Exercise description: In the answer, every entry must appear exactly as given.

Data for this exercise:

──────────────────────────────

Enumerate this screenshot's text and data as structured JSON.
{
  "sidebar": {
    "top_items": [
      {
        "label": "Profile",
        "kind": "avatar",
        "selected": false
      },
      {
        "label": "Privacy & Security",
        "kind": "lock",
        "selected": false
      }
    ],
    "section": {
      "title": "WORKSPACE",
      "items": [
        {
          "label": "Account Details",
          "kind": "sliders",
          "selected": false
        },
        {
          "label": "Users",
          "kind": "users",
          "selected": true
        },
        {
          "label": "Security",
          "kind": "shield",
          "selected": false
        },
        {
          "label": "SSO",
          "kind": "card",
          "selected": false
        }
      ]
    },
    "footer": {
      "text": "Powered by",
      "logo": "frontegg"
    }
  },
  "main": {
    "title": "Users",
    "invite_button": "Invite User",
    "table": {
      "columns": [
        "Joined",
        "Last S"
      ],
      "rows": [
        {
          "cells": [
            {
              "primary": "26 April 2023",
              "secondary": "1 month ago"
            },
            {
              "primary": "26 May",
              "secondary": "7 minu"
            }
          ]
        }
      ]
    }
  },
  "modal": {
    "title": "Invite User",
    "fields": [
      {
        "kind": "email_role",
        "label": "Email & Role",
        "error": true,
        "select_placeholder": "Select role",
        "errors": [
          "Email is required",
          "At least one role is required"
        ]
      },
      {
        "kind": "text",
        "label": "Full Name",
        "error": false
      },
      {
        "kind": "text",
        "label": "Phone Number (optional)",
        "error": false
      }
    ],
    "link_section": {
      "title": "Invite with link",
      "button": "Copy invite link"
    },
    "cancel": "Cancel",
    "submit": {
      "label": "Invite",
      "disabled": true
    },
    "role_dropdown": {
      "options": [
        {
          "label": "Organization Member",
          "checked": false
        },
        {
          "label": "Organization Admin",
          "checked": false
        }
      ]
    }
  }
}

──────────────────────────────

Response:
Enumerate this screenshot's text and data as structured JSON.
{
  "sidebar": {
    "top_items": [
      {
        "label": "Profile",
        "kind": "avatar",
        "selected": false
      },
      {
        "label": "Privacy & Security",
        "kind": "lock",
        "selected": false
      }
    ],
    "section": {
      "title": "WORKSPACE",
      "items": [
        {
          "label": "Account Details",
          "kind": "sliders",
          "selected": false
        },
        {
          "label": "Users",
          "kind": "users",
          "selected": true
        },
        {
          "label": "Security",
          "kind": "shield",
          "selected": false
        },
        {
          "label": "SSO",
          "kind": "card",
          "selected": false
        }
      ]
    },
    "footer": {
      "text": "Powered by",
      "logo": "frontegg"
    }
  },
  "main": {
    "title": "Users",
    "invite_button": "Invite User",
    "table": {
      "columns": [
        "Joined",
        "Last S"
      ],
      "rows": [
        {
          "cells": [
            {
              "primary": "26 April 2023",
              "secondary": "1 month ago"
            },
            {
              "primary": "26 May",
              "secondary": "7 minu"
            }
          ]
        }
      ]
    }
  },
  "modal": {
    "title": "Invite User",
    "fields": [
      {
        "kind": "email_role",
        "label": "Email & Role",
        "error": true,
        "select_placeholder": "Select role",
        "errors": [
          "Email is required",
          "At least one role is required"
        ]
      },
      {
        "kind": "text",
        "label": "Full Name",
        "error": false
      },
      {
        "kind": "text",
        "label": "Phone Number (optional)",
        "error": false
      }
    ],
    "link_section": {
      "title": "Invite with link",
      "button": "Copy invite link"
    },
    "cancel": "Cancel",
    "submit": {
      "label": "Invite",
      "disabled": true
    },
    "role_dropdown": {
      "options": [
        {
          "label": "Organization Member",
          "checked": false
        },
        {
          "label": "Organization Admin",
          "checked": false
        }
      ]
    }
  }
}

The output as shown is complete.